The nation which had waited with bated breath to see if Coke would actually leave the island alive heaved a sigh of relief. His ill-fated father, the legendary Jim Brown, was set ablaze in his Kingston cell on the eve of his extradition to the US for similar charges. That was in the nineties.
Coke himself seems surprised and grateful at the restraint shown by Jamaican Police when they intercepted the car he was travelling in with Reverend Al Miller on May 22nd. The Police, once famously described by Bob Marley as being “all dressed in uniforms of brutality” seem to have finessed a textbook arrest of the country’s Public Enemy Number One with no shots fired and not a drop of blood shed. This is contrary to the way they normally deal with suspected criminals.
Jamaica Salt quoted Coke's lawyer, who “has been re-iterating the fact that negotiations for Dudus’s surrender were going on before the Tivoli Gardens bloodshed. That he had wished to be taken straight to US custody from the beginning”, saying:
This is bad because it shows how the raid on Tivoli was unnecessary and could have been avoided if the talks had been successful then. But why weren’t they successful?

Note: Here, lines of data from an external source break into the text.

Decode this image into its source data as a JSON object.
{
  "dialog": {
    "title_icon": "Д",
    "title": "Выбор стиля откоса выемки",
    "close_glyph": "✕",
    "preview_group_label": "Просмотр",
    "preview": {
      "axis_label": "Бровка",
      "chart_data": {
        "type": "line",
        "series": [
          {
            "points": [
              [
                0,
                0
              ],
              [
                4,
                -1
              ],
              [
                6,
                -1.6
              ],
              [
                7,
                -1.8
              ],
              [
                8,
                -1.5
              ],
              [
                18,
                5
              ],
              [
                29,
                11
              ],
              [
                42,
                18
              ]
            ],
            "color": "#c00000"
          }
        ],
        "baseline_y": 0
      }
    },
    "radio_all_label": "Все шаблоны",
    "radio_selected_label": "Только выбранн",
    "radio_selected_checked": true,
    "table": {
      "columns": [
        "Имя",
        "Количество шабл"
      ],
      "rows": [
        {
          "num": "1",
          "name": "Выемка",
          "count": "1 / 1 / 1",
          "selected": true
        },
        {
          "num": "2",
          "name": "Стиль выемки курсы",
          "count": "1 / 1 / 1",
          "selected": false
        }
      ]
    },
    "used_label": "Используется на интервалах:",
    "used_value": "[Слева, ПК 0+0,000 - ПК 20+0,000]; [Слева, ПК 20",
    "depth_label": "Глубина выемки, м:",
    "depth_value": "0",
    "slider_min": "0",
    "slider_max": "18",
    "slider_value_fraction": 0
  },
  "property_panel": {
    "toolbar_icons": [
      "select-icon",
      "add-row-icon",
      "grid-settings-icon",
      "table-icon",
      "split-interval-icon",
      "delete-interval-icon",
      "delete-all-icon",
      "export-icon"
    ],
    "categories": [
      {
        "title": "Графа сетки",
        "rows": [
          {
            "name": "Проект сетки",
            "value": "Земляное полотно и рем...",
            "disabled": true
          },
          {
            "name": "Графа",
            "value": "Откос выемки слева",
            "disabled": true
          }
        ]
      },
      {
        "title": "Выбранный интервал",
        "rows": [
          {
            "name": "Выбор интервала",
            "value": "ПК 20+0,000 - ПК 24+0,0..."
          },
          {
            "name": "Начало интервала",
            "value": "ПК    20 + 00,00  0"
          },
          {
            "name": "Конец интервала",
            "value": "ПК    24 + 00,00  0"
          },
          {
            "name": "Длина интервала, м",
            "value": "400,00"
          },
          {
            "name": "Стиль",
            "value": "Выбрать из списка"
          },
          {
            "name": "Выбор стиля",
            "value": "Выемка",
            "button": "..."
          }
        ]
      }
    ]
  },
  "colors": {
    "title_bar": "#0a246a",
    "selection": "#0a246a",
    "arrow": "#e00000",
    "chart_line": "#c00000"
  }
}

Writer Kei Miller was less intrigued by that question than what he calls “this strange history of bad men dressing like girls”; he mused about the trend in a Facebook note:
In a country where Dudus…could wear wigs and frocks; and in a country where any tour of dancehall will feature a few male dance crews who always offer…the most profound and sometimes magical performances of Jamaican queerness; and in a country where bad men run across garrison communities – one hand holding onto their uzi guns, and the other lifting up the hem of their frocks so as not to trip, then we know the real truth – that bad man dress however de rass him want to dress. And that’s exactly what makes them de real bad men. Selah.
His analysis opened the door to give blogger Annie Paul the last word:
Everyone is crying out for peace yes, none is crying out for justice sang Peter Tosh in his famous song Equal Rights. Ultimately its only equal rights and justice, yoked together for all citizens, that will deliver lasting peace in Jamaica.
Meanwhile Christopher ‘Dudus’ Coke remains an intriguing and tragic figure. Except for the unflattering bewigged photo circulated by the police after his arrest Coke was never shown in the Jamaican media wearing handcuffs or otherwise displaying signs of someone whose freedom has been severely curtailed. In contrast the very first photo of Coke after he landed in the US shows him with his arms handcuffed behind him. The message is clear; as far as the United States is concerned Coke is a vicious criminal. In Jamaica however, his status is far more ambiguous.